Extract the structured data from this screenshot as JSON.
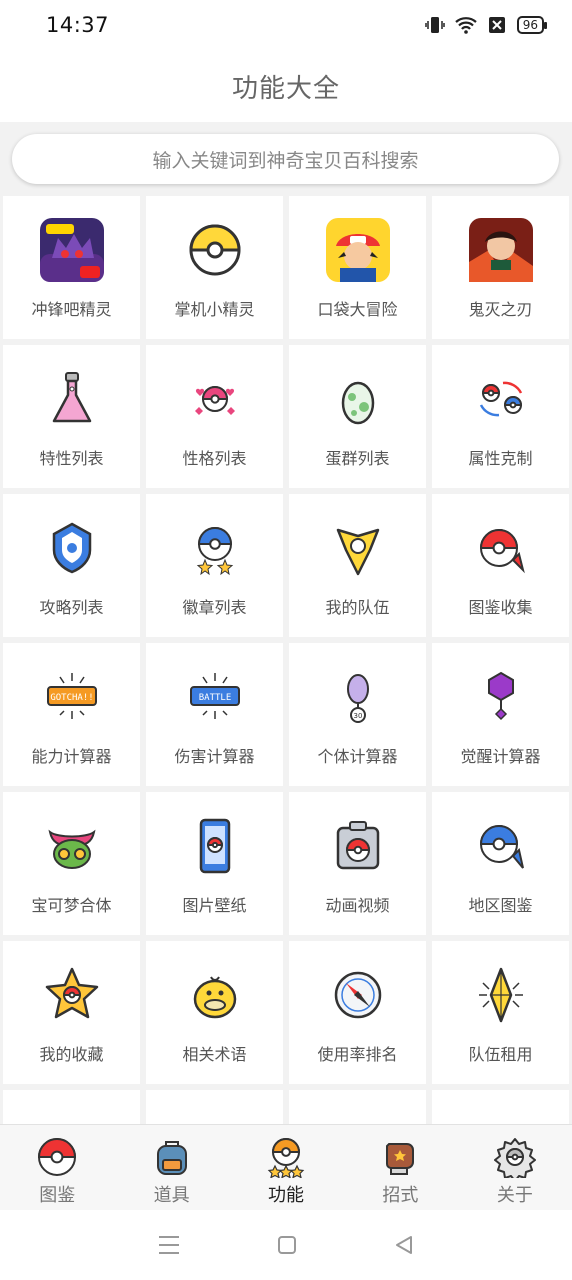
{
  "status": {
    "time": "14:37",
    "battery": "96"
  },
  "header": {
    "title": "功能大全"
  },
  "search": {
    "placeholder": "输入关键词到神奇宝贝百科搜索"
  },
  "grid": [
    {
      "label": "冲锋吧精灵",
      "icon": "gengar-app-icon"
    },
    {
      "label": "掌机小精灵",
      "icon": "yellow-pokeball-icon"
    },
    {
      "label": "口袋大冒险",
      "icon": "ash-app-icon"
    },
    {
      "label": "鬼灭之刃",
      "icon": "demon-slayer-app-icon"
    },
    {
      "label": "特性列表",
      "icon": "flask-icon"
    },
    {
      "label": "性格列表",
      "icon": "hearts-pokeball-icon"
    },
    {
      "label": "蛋群列表",
      "icon": "egg-icon"
    },
    {
      "label": "属性克制",
      "icon": "cycle-pokeball-icon"
    },
    {
      "label": "攻略列表",
      "icon": "shield-icon"
    },
    {
      "label": "徽章列表",
      "icon": "badge-stars-icon"
    },
    {
      "label": "我的队伍",
      "icon": "team-emblem-icon"
    },
    {
      "label": "图鉴收集",
      "icon": "pokeball-pin-icon"
    },
    {
      "label": "能力计算器",
      "icon": "gotcha-icon"
    },
    {
      "label": "伤害计算器",
      "icon": "battle-icon"
    },
    {
      "label": "个体计算器",
      "icon": "egg-30-icon"
    },
    {
      "label": "觉醒计算器",
      "icon": "crystal-icon"
    },
    {
      "label": "宝可梦合体",
      "icon": "mask-icon"
    },
    {
      "label": "图片壁纸",
      "icon": "phone-icon"
    },
    {
      "label": "动画视频",
      "icon": "camera-icon"
    },
    {
      "label": "地区图鉴",
      "icon": "map-pin-icon"
    },
    {
      "label": "我的收藏",
      "icon": "star-icon"
    },
    {
      "label": "相关术语",
      "icon": "psyduck-icon"
    },
    {
      "label": "使用率排名",
      "icon": "compass-icon"
    },
    {
      "label": "队伍租用",
      "icon": "diamond-icon"
    }
  ],
  "tabs": [
    {
      "label": "图鉴",
      "icon": "pokeball-icon"
    },
    {
      "label": "道具",
      "icon": "backpack-icon"
    },
    {
      "label": "功能",
      "icon": "function-icon"
    },
    {
      "label": "招式",
      "icon": "boxing-glove-icon"
    },
    {
      "label": "关于",
      "icon": "gear-icon"
    }
  ]
}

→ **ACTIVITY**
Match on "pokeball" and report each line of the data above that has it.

→ **RESULT FOR THIS EXERCISE**
      "icon": "yellow-pokeball-icon"
      "icon": "hearts-pokeball-icon"
      "icon": "cycle-pokeball-icon"
      "icon": "pokeball-pin-icon"
      "icon": "pokeball-icon"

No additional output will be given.